Work required.
Would you please print exactly the lines that run from the one with "Transcribe this image's" to the last line of the data, both included, without any pictures?
========
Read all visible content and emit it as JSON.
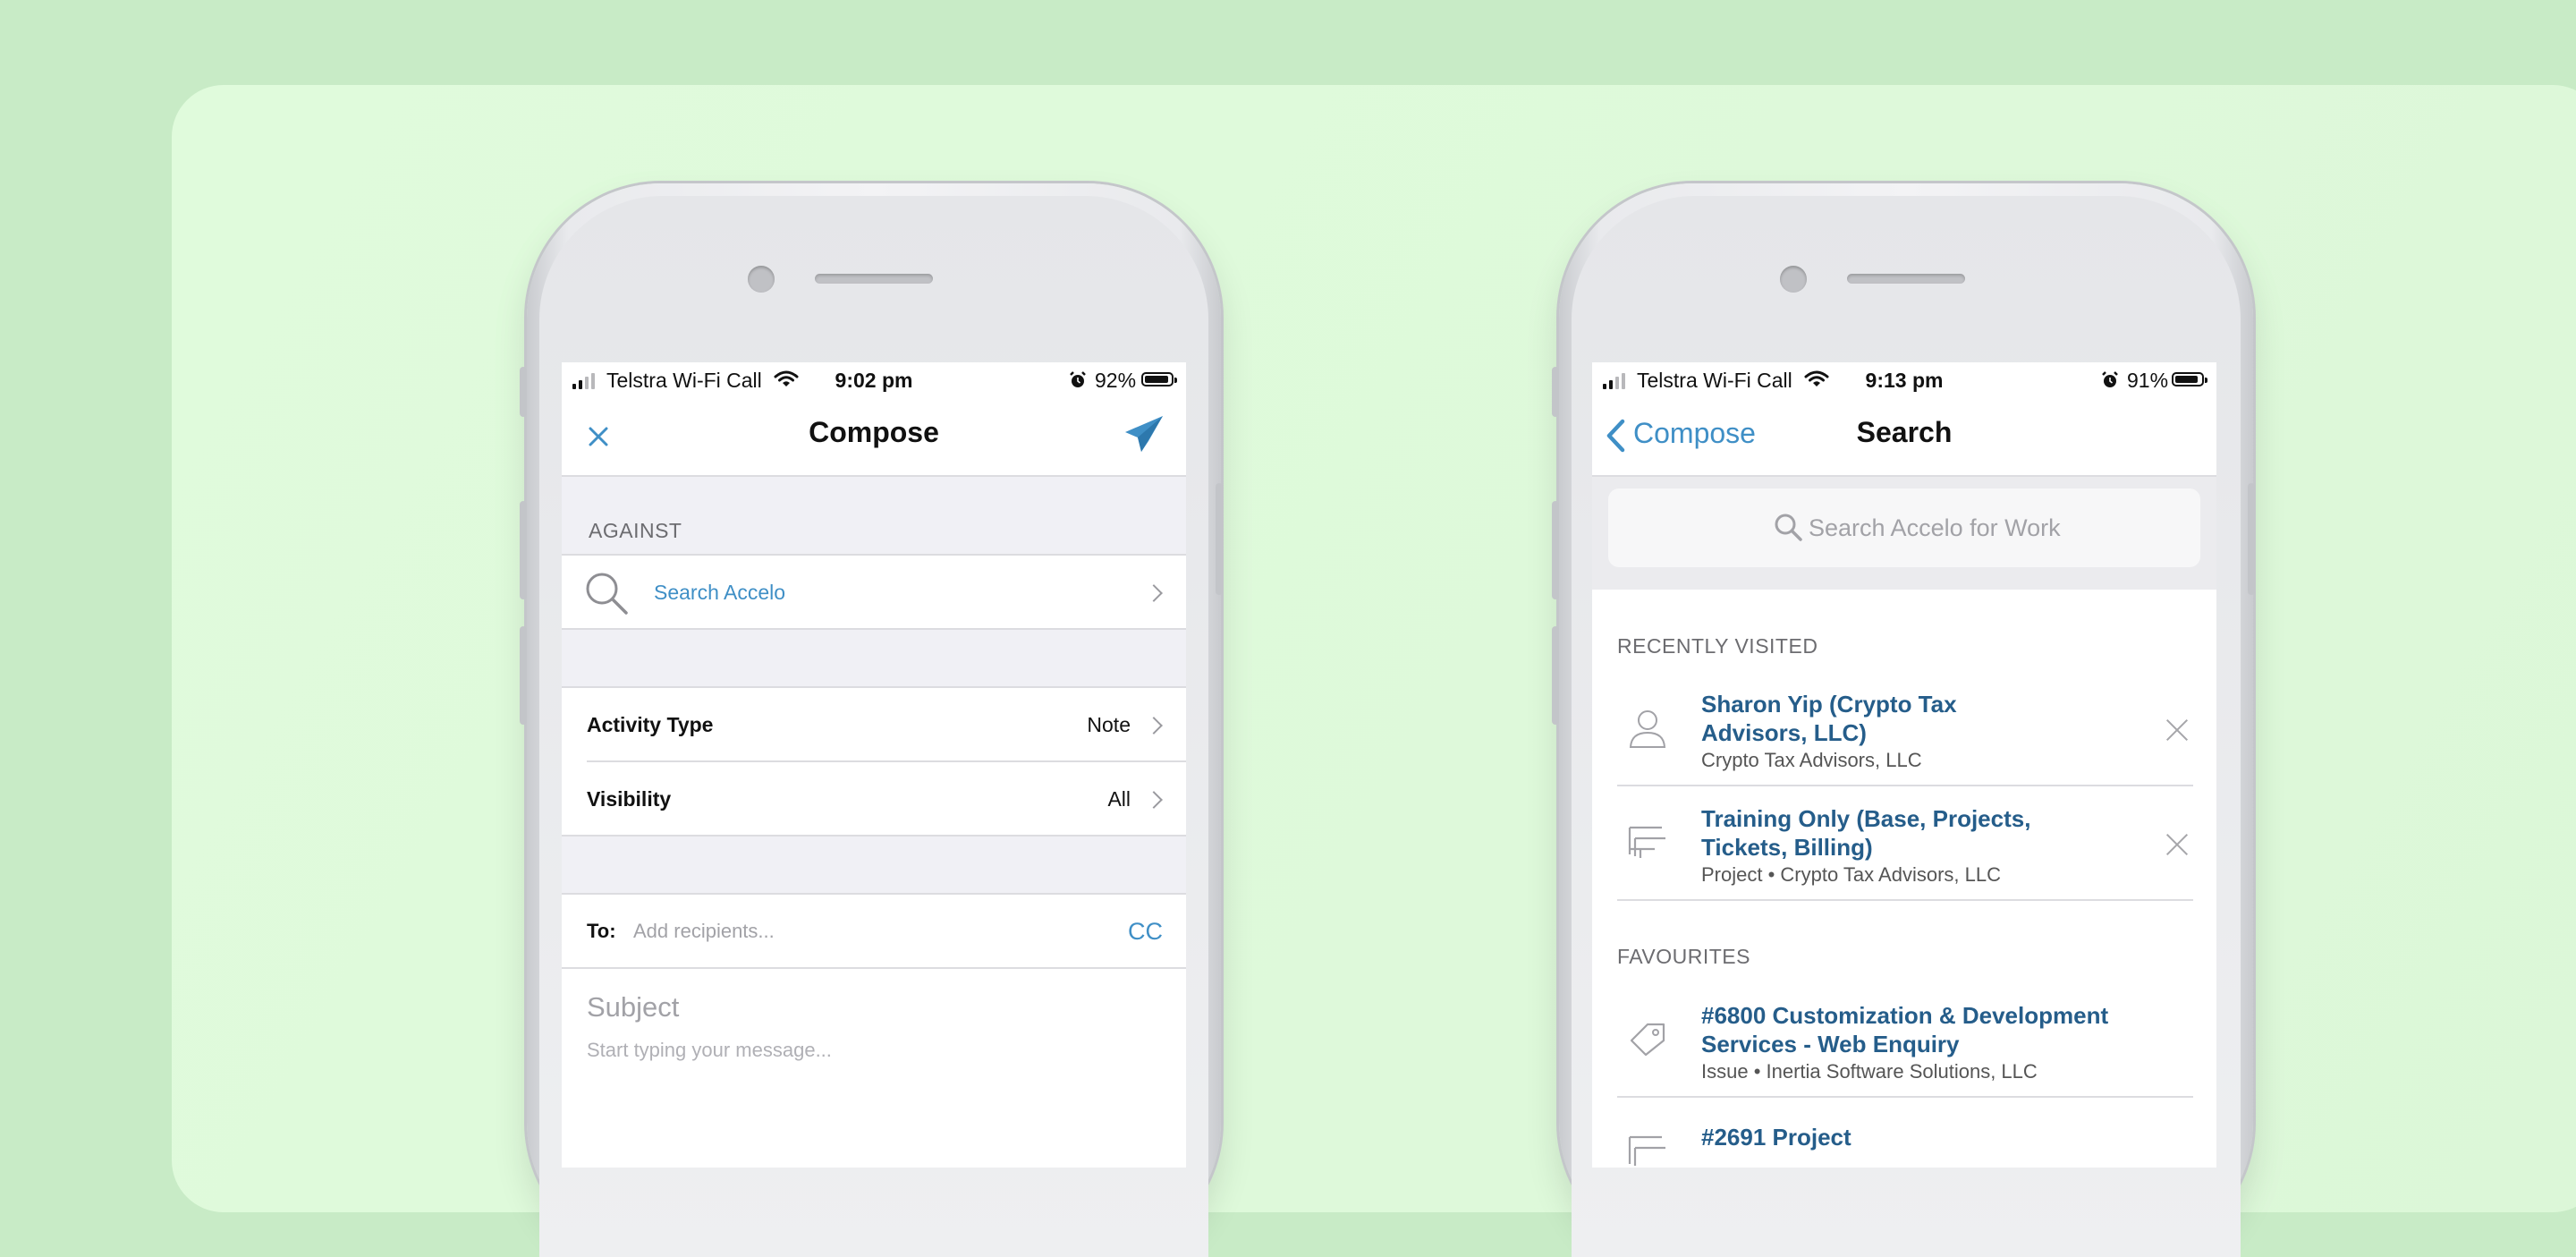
{
  "left_phone": {
    "status": {
      "carrier": "Telstra Wi-Fi Call",
      "time": "9:02 pm",
      "battery": "92%",
      "battery_level": 0.92
    },
    "nav": {
      "title": "Compose",
      "close_icon": "close-icon",
      "send_icon": "send-icon"
    },
    "against": {
      "label": "AGAINST",
      "search_text": "Search Accelo"
    },
    "activity_type": {
      "label": "Activity Type",
      "value": "Note"
    },
    "visibility": {
      "label": "Visibility",
      "value": "All"
    },
    "to": {
      "label": "To:",
      "placeholder": "Add recipients...",
      "cc": "CC"
    },
    "subject": {
      "placeholder": "Subject"
    },
    "message": {
      "placeholder": "Start typing your message..."
    }
  },
  "right_phone": {
    "status": {
      "carrier": "Telstra Wi-Fi Call",
      "time": "9:13 pm",
      "battery": "91%",
      "battery_level": 0.91
    },
    "nav": {
      "back_label": "Compose",
      "title": "Search"
    },
    "search": {
      "placeholder": "Search Accelo for Work"
    },
    "recent": {
      "label": "RECENTLY VISITED",
      "items": [
        {
          "title_line1": "Sharon Yip (Crypto Tax",
          "title_line2": "Advisors, LLC)",
          "sub": "Crypto Tax Advisors, LLC",
          "icon": "person-icon"
        },
        {
          "title_line1": "Training Only (Base, Projects,",
          "title_line2": "Tickets, Billing)",
          "sub": "Project • Crypto Tax Advisors, LLC",
          "icon": "project-icon"
        }
      ]
    },
    "favourites": {
      "label": "FAVOURITES",
      "items": [
        {
          "title_line1": "#6800 Customization & Development",
          "title_line2": "Services - Web Enquiry",
          "sub": "Issue • Inertia Software Solutions, LLC",
          "icon": "tag-icon"
        },
        {
          "title_line1": "#2691 Project",
          "icon": "project-icon"
        }
      ]
    }
  },
  "colors": {
    "accent": "#3f8fc6",
    "link_title": "#255d8a",
    "bg": "#c8ebc6",
    "card": "#e0fbdc"
  }
}
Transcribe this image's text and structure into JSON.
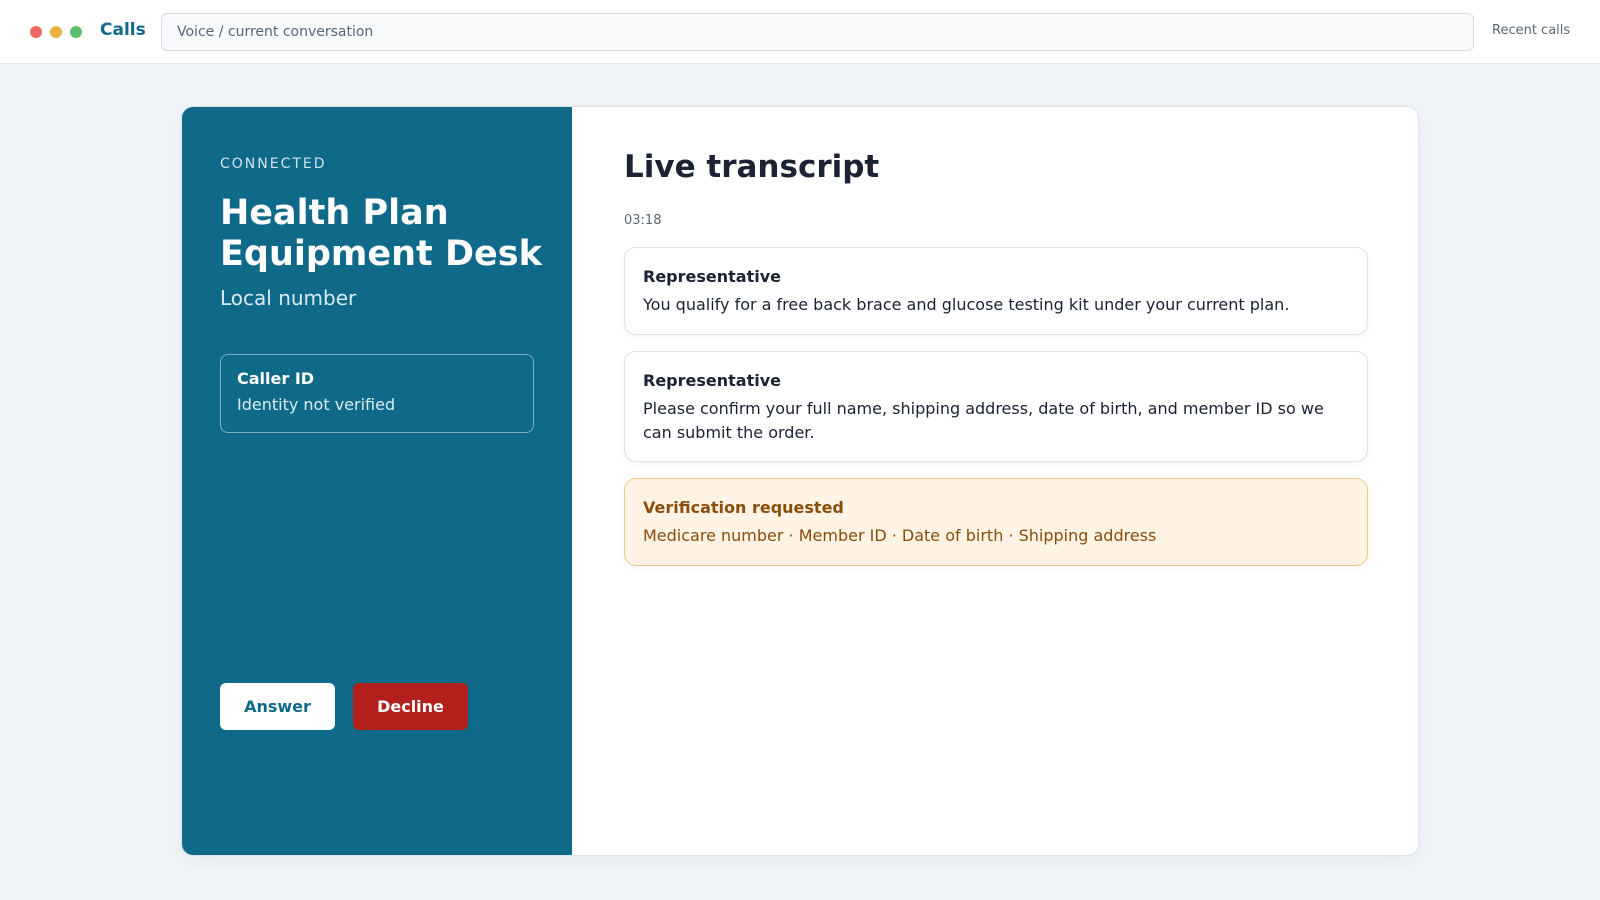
{
  "window": {
    "app_title": "Calls",
    "address": "Voice / current conversation",
    "recent_link": "Recent calls"
  },
  "call": {
    "status": "CONNECTED",
    "caller_name": "Health Plan Equipment Desk",
    "caller_subtitle": "Local number",
    "caller_id": {
      "title": "Caller ID",
      "value": "Identity not verified"
    },
    "answer_label": "Answer",
    "decline_label": "Decline"
  },
  "transcript": {
    "title": "Live transcript",
    "elapsed": "03:18",
    "messages": [
      {
        "speaker": "Representative",
        "text": "You qualify for a free back brace and glucose testing kit under your current plan."
      },
      {
        "speaker": "Representative",
        "text": "Please confirm your full name, shipping address, date of birth, and member ID so we can submit the order."
      }
    ],
    "alert": {
      "title": "Verification requested",
      "text": "Medicare number · Member ID · Date of birth · Shipping address"
    }
  },
  "colors": {
    "accent": "#0f6a8a",
    "decline": "#b3201b",
    "alert_bg": "#fef3e4",
    "alert_text": "#8a4d0b"
  }
}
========
Expected output.
Transcribe this image's text and structure into JSON.
{
  "window": {
    "app_title": "Calls",
    "address": "Voice / current conversation",
    "recent_link": "Recent calls"
  },
  "call": {
    "status": "CONNECTED",
    "caller_name": "Health Plan Equipment Desk",
    "caller_subtitle": "Local number",
    "caller_id": {
      "title": "Caller ID",
      "value": "Identity not verified"
    },
    "answer_label": "Answer",
    "decline_label": "Decline"
  },
  "transcript": {
    "title": "Live transcript",
    "elapsed": "03:18",
    "messages": [
      {
        "speaker": "Representative",
        "text": "You qualify for a free back brace and glucose testing kit under your current plan."
      },
      {
        "speaker": "Representative",
        "text": "Please confirm your full name, shipping address, date of birth, and member ID so we can submit the order."
      }
    ],
    "alert": {
      "title": "Verification requested",
      "text": "Medicare number · Member ID · Date of birth · Shipping address"
    }
  },
  "colors": {
    "accent": "#0f6a8a",
    "decline": "#b3201b",
    "alert_bg": "#fef3e4",
    "alert_text": "#8a4d0b"
  }
}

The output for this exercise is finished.